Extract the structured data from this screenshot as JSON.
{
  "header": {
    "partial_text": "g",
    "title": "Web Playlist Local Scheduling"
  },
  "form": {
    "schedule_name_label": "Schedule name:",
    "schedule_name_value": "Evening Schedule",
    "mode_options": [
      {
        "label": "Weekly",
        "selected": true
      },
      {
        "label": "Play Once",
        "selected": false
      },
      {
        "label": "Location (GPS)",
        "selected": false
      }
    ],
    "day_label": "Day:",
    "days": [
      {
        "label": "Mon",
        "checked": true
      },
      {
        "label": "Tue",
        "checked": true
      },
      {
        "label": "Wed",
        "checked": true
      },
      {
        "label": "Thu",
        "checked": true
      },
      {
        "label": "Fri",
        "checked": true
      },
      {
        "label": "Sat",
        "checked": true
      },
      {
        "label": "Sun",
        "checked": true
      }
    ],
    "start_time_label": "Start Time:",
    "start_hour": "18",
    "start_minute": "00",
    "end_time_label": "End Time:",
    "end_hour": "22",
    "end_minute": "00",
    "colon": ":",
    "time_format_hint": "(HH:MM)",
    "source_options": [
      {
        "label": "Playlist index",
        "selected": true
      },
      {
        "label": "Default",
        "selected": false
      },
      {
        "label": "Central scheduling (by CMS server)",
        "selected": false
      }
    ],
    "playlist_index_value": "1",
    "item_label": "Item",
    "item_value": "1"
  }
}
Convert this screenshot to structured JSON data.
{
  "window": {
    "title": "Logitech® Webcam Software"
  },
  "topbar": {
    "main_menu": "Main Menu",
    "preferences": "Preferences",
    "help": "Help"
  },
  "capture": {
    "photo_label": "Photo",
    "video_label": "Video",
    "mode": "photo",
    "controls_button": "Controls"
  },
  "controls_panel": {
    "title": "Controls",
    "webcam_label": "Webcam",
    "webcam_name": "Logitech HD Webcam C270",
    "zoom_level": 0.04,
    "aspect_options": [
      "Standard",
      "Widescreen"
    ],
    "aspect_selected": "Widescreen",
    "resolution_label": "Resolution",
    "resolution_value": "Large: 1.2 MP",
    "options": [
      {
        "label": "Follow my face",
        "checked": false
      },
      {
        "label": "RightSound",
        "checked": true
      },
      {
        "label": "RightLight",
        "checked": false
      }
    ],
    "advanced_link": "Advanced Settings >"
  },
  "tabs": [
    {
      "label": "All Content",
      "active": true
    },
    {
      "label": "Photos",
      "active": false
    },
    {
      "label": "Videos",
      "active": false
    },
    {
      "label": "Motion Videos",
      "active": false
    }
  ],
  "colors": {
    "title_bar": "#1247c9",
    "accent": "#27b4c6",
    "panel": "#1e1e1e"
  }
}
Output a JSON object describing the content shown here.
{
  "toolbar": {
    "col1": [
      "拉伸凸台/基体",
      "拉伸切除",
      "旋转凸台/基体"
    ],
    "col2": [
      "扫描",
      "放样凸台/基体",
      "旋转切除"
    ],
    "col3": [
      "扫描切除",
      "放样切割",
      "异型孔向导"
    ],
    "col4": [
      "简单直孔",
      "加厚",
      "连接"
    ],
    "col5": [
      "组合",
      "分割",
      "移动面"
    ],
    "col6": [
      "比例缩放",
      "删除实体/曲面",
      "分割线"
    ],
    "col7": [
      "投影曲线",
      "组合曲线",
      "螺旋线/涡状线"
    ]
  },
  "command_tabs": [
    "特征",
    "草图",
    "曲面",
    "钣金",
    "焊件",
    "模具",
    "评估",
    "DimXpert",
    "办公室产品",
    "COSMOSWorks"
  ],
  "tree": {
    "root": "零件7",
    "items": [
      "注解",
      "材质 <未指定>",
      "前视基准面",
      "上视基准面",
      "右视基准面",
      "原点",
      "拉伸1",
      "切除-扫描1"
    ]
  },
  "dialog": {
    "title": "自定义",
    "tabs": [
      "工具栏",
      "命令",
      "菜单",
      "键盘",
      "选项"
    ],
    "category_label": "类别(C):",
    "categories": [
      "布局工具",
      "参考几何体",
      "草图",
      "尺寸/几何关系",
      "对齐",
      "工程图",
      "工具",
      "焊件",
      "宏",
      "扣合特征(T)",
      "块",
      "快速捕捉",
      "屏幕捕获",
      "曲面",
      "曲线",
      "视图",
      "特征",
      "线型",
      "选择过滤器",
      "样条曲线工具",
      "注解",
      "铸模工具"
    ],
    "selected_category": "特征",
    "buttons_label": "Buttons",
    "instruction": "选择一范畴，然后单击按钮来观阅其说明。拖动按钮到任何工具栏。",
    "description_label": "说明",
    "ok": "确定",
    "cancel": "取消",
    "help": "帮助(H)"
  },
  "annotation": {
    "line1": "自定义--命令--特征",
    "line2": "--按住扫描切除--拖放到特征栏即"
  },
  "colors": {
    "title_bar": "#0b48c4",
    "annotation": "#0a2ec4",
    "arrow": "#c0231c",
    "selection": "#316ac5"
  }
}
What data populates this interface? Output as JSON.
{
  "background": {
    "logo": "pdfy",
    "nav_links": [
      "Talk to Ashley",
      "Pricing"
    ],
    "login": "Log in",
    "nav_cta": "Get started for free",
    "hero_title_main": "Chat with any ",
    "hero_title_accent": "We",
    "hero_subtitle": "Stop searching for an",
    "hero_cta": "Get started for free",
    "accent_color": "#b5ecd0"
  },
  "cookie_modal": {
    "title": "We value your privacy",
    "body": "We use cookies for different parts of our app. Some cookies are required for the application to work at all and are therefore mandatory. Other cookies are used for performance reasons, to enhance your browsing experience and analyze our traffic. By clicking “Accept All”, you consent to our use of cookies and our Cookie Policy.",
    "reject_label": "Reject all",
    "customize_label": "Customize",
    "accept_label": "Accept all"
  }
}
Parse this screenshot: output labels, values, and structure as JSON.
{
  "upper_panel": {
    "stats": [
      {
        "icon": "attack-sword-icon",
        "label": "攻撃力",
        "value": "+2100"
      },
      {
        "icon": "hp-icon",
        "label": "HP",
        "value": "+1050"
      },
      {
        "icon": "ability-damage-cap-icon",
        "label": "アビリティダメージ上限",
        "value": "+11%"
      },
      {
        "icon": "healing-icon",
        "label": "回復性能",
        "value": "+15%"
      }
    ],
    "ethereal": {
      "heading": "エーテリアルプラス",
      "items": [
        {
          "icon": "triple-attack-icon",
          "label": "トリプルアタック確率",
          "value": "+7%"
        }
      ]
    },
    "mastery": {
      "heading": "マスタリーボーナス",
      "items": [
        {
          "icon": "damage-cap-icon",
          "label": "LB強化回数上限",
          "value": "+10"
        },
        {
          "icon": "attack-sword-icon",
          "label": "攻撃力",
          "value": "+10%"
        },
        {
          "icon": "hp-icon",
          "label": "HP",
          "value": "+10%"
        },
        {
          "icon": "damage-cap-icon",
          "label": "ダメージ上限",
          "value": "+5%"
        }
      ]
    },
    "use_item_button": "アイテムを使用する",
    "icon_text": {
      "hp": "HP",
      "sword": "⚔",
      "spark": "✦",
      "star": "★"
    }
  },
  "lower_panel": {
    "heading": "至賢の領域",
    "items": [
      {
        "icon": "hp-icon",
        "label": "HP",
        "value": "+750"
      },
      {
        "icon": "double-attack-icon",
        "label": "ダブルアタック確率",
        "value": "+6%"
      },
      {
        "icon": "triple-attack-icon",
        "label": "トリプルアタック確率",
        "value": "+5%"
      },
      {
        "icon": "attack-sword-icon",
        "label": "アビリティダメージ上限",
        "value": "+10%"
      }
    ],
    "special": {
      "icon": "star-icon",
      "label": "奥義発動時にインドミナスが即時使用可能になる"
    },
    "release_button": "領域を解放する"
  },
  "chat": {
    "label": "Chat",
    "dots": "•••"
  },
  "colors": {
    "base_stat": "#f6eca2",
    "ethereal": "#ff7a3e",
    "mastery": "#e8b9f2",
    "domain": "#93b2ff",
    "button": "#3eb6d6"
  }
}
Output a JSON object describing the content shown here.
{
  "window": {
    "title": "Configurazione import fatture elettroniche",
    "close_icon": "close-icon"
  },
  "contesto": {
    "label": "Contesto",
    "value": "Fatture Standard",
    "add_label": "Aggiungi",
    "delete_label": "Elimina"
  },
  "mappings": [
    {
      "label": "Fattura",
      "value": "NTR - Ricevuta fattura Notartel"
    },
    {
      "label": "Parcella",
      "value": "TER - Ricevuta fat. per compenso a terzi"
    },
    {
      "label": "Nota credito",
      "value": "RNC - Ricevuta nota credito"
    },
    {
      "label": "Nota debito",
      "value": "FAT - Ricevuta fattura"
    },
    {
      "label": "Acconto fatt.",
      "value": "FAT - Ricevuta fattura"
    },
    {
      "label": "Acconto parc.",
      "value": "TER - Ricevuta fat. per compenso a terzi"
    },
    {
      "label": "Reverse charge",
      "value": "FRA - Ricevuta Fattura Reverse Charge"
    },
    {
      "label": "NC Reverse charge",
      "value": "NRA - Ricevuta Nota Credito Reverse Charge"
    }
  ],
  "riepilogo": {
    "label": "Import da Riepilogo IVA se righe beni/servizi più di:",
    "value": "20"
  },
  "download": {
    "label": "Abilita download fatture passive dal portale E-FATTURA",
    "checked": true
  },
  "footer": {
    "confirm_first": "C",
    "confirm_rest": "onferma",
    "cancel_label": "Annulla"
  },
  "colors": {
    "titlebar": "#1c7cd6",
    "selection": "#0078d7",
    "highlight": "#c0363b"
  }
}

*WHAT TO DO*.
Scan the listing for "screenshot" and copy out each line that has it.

*SOLUTION FOR THIS TASK*.
Extract the structured data from this screenshot as JSON.
Convert this screenshot to structured JSON data.
Parse this screenshot: output labels, values, and structure as JSON.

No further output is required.